    my gpa is 3.77, so that's high. I've already applied to well over 50 positions, including internships, at lockheed and have never heard back from them. Besides, I heard about 90% of the people who get hired are those who got in because they have a friend or family already working there, and I don't know anyone who works there.
  7. Mar 17, 2010 #6
    If you want to work in a highly specialized technical area, you might want to consider doing some research during your MS. Your advisor may also have contacts. Personally, doing a coursework only MS won't give you much advantage since it's not that different from what you are doing now, except that the courses are more advanced. You're also competing with people who are also applying to those cool companies but with research experience.
  8. Mar 17, 2010 #7
    This is not true, it depends on what kinds of jobs in the industry, and also what division you are in within the company.
  9. Mar 17, 2010 #8
    When did you apply? It takes them weeks to answer. Even if you were personally referred to the hiring manager. It took Harris Corp over 3 months to get back to me for an interview after I handed my friend the resume.

    And about them hiring people referred by friends/family... many, many employers use this method in getting employees. A friend of mine from Harris Corp got me an interview for an analyst position. He said that if I was a regular Joe Schmoe, I would not had a chance for a simple phone interview with the number of apps. Even if with the qualifications and experience.

    My best advice is to attend job fairs, so you can meet the hiring managers in person or network your way there, such as your adviser, professors, other grad students.
  10. Mar 17, 2010 #9
    there aren't many profs at my school who do research I like (which is heat transfer), and I already contacted them and they said they don't have room for me anyways. Then again, I haven't taken any statics or dynamics courses, so maybe Structural analysis and FEM might interest me. Would employers care about what specific area you did your thesis in, or do they just care that you did a thesis in general? That is, if you did your thesis in heat transfer or CFD, would you still be considered for Stress analyst positions requiring an MS?

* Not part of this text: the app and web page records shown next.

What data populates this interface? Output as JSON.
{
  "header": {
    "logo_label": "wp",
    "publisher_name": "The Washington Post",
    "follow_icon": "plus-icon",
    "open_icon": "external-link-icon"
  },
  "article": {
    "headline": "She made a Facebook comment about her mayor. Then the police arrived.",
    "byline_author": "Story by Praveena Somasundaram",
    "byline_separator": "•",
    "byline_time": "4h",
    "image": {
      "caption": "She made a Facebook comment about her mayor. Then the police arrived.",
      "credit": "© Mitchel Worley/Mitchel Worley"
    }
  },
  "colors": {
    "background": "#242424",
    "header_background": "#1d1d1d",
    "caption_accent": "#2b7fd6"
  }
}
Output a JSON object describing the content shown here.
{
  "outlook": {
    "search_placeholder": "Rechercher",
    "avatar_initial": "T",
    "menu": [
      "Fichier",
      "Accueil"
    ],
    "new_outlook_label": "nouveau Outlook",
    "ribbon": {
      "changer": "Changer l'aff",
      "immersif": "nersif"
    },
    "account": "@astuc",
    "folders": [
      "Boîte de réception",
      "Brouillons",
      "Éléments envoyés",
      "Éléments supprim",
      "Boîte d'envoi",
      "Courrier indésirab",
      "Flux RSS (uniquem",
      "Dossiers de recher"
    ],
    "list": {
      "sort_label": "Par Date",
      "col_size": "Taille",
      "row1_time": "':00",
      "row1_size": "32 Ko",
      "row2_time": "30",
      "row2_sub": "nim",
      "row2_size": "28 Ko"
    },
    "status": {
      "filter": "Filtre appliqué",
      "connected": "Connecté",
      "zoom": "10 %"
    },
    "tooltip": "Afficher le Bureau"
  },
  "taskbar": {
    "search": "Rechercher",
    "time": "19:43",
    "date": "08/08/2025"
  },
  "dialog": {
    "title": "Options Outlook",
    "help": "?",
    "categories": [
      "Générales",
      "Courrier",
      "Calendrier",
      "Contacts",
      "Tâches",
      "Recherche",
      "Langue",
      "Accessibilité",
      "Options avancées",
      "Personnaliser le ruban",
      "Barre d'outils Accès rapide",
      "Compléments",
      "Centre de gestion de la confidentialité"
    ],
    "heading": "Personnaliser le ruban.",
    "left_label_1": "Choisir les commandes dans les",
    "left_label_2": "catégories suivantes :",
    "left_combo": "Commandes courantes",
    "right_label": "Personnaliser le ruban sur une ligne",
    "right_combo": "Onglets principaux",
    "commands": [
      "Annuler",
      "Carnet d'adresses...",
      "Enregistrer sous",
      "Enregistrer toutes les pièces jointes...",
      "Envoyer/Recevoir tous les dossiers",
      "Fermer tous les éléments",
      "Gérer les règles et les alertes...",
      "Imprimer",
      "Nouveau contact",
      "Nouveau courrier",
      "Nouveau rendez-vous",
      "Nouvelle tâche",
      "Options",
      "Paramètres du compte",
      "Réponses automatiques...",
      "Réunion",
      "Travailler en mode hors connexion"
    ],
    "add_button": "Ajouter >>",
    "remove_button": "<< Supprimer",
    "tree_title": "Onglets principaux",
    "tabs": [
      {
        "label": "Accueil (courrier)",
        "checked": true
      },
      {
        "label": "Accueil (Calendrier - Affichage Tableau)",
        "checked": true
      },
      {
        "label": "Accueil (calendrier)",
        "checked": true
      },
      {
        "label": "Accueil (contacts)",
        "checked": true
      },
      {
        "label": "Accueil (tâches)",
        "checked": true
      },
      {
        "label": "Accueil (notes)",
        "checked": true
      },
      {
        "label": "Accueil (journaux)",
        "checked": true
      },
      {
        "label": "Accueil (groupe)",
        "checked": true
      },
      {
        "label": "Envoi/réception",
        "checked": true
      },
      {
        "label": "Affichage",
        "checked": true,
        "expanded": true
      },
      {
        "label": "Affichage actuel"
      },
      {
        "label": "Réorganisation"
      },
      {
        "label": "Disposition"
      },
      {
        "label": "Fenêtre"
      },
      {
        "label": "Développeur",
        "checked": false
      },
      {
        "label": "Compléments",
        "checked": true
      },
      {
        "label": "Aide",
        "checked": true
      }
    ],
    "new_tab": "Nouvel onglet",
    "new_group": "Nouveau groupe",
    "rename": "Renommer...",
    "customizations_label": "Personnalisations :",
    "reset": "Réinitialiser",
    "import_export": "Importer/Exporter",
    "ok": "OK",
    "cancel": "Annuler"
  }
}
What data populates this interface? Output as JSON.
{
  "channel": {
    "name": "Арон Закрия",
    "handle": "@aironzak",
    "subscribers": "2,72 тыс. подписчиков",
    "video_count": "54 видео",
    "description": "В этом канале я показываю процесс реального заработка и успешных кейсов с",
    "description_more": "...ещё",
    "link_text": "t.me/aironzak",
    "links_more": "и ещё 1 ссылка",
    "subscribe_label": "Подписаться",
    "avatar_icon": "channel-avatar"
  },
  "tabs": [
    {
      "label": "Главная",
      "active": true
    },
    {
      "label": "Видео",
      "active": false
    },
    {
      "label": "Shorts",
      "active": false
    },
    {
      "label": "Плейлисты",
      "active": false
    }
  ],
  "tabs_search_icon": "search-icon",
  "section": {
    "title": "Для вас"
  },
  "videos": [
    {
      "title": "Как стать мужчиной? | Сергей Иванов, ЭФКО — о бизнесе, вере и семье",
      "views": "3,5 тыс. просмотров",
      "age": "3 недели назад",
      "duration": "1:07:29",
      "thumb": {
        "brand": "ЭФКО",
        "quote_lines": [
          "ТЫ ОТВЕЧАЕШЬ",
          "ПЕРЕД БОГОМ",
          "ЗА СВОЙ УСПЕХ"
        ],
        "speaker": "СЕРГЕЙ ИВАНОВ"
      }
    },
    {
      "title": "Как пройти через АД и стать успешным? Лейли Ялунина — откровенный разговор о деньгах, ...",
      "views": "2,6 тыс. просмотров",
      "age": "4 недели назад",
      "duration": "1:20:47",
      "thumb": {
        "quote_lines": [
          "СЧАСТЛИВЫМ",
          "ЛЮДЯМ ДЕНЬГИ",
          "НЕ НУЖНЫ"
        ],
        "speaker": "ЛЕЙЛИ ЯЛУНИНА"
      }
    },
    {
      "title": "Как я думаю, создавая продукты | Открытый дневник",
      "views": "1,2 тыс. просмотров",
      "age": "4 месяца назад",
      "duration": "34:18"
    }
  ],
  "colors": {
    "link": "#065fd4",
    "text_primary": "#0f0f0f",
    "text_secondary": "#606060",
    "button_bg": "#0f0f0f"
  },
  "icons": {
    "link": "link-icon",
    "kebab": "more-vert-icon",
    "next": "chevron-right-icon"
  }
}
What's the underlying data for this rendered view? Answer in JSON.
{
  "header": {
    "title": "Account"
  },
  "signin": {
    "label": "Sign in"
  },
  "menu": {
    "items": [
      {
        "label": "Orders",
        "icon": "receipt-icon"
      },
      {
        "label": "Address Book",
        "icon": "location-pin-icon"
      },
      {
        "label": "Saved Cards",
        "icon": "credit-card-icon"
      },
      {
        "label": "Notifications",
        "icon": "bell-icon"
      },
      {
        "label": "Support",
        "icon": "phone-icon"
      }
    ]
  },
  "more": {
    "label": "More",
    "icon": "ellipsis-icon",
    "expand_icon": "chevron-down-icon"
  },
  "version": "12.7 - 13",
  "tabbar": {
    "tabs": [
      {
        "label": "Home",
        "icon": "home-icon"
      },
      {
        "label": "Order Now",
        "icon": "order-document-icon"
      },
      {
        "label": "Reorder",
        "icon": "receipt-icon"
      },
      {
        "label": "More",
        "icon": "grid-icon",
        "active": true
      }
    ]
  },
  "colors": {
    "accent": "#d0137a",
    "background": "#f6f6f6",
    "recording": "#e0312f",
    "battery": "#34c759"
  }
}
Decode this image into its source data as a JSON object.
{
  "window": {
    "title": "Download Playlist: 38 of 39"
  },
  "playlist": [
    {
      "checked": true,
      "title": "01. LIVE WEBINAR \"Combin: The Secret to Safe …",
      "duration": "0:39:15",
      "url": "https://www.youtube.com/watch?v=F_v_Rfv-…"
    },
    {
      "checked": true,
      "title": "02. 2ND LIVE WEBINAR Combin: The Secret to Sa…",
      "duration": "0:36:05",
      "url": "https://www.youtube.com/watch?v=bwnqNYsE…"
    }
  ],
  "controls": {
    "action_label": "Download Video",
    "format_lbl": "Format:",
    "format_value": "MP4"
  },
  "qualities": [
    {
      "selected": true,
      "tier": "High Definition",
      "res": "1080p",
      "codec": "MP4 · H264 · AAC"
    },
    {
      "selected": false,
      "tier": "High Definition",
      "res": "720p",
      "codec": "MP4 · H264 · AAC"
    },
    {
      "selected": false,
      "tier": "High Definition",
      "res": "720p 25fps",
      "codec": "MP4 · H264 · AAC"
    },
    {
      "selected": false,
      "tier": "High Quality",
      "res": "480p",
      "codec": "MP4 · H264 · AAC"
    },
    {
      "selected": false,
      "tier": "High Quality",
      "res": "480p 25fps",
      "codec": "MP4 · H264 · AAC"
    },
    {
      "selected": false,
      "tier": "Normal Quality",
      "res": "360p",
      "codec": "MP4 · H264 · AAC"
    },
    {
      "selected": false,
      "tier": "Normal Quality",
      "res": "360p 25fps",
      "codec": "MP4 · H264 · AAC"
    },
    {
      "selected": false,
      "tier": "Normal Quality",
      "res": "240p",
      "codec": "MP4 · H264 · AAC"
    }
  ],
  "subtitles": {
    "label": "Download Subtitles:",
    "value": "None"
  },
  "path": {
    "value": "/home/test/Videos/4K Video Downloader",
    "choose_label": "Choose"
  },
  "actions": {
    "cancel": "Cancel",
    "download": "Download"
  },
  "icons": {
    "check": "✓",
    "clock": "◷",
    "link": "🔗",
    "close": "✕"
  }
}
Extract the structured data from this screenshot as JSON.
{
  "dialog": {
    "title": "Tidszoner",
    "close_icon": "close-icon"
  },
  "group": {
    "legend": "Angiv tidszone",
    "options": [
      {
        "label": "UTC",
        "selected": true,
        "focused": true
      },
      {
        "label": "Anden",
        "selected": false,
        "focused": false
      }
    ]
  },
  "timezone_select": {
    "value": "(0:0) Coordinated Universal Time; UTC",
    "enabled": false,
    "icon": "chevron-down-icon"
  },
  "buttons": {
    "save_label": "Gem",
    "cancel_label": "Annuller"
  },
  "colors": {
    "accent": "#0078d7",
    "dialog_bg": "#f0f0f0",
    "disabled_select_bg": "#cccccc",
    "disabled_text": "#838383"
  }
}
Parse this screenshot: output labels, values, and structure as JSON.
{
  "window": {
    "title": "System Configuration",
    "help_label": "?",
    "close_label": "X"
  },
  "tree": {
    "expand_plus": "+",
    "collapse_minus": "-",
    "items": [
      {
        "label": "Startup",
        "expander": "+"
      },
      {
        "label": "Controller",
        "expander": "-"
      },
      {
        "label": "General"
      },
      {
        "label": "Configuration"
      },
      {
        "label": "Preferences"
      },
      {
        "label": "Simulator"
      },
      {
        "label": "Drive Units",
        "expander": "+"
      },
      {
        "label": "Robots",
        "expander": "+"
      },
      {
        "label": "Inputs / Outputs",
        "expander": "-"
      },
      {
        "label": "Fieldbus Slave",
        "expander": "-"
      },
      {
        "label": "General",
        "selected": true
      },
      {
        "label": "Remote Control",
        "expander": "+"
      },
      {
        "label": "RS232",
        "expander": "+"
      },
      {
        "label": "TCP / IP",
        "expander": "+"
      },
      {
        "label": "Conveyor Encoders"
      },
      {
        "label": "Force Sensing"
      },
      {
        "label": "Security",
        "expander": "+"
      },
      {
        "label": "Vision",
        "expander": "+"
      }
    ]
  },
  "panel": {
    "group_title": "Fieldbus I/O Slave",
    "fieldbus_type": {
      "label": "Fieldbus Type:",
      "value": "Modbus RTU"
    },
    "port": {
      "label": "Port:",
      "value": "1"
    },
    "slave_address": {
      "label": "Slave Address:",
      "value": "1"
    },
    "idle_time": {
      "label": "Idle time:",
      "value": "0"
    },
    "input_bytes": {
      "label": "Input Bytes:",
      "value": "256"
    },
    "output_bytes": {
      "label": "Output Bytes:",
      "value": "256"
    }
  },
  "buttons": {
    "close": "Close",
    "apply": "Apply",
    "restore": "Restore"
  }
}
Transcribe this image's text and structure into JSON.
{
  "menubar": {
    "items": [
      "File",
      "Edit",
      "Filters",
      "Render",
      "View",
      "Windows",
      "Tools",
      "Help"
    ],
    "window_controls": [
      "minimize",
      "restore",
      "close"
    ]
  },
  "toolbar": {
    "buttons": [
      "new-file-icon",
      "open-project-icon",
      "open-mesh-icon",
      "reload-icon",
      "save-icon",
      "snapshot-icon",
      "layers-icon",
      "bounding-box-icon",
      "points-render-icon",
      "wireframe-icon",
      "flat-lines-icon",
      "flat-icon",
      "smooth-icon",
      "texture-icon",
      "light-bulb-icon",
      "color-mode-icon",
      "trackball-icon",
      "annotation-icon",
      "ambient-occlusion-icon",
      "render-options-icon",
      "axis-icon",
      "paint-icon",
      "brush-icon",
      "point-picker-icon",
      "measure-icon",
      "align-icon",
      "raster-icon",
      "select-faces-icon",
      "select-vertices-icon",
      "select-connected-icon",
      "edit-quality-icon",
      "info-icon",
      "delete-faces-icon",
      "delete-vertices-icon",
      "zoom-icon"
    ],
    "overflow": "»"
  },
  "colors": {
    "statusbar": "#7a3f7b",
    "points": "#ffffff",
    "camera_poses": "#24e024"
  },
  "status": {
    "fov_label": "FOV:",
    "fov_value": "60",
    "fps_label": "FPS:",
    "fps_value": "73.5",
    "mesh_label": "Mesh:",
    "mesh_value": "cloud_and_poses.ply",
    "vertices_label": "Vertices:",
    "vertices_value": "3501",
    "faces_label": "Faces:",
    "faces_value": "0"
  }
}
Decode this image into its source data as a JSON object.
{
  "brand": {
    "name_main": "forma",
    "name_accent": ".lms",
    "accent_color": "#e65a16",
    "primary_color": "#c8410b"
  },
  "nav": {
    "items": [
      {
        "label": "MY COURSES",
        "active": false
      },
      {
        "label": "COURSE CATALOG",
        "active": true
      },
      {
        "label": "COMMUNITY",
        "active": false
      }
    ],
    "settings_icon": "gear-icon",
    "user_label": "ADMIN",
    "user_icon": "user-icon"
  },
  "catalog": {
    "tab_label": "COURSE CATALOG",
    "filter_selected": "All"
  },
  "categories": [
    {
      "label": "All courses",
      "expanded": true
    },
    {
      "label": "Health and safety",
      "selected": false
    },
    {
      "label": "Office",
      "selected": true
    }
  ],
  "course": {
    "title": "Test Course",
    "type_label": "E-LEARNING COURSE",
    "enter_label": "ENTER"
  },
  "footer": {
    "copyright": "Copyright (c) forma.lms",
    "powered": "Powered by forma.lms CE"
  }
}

    anyways, I would have an 'engineering degree' if I did the coursework-only masters, so wouldn't that that significantly increase my chances for the positions that want engineering, not physics, majors? Then again, I guess doing the thesis option without getting funded isn't THAT bad of an option, since my advisor said it would take only at least 1 extra quarter or semester more than the coursework-only MS

    I applied to a bunch of positions each month since last November. How do you find about nearby job fairs, other than the ones hosted at my school, since I will be moving off-campus to my permanent residence next week?
  11. Mar 18, 2010 #10
    You might want to look into the DODs SMART program.
Know someone interested in this topic? Share this thread via Reddit, Google+, Twitter, or Facebook